Exercise details:
Present the following data again exactly as it is shown.

**** Input material ****

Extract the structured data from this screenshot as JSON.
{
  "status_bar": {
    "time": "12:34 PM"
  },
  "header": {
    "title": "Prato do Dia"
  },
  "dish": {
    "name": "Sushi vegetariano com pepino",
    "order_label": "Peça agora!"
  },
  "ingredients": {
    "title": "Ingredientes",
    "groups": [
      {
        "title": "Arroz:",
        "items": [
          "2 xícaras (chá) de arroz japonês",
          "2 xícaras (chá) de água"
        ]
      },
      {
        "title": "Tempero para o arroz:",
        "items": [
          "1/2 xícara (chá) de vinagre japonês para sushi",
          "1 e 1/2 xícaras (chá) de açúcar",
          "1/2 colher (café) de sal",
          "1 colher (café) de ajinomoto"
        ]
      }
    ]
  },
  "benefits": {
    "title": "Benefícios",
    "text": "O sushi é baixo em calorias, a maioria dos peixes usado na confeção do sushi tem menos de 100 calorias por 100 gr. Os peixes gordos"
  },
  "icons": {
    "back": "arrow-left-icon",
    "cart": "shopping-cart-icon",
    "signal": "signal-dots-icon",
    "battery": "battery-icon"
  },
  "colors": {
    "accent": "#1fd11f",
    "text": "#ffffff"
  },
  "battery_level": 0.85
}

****

Answer below:
Extract the structured data from this screenshot as JSON.
{
  "status_bar": {
    "time": "12:34 PM"
  },
  "header": {
    "title": "Prato do Dia"
  },
  "dish": {
    "name": "Sushi vegetariano com pepino",
    "order_label": "Peça agora!"
  },
  "ingredients": {
    "title": "Ingredientes",
    "groups": [
      {
        "title": "Arroz:",
        "items": [
          "2 xícaras (chá) de arroz japonês",
          "2 xícaras (chá) de água"
        ]
      },
      {
        "title": "Tempero para o arroz:",
        "items": [
          "1/2 xícara (chá) de vinagre japonês para sushi",
          "1 e 1/2 xícaras (chá) de açúcar",
          "1/2 colher (café) de sal",
          "1 colher (café) de ajinomoto"
        ]
      }
    ]
  },
  "benefits": {
    "title": "Benefícios",
    "text": "O sushi é baixo em calorias, a maioria dos peixes usado na confeção do sushi tem menos de 100 calorias por 100 gr. Os peixes gordos"
  },
  "icons": {
    "back": "arrow-left-icon",
    "cart": "shopping-cart-icon",
    "signal": "signal-dots-icon",
    "battery": "battery-icon"
  },
  "colors": {
    "accent": "#1fd11f",
    "text": "#ffffff"
  },
  "battery_level": 0.85
}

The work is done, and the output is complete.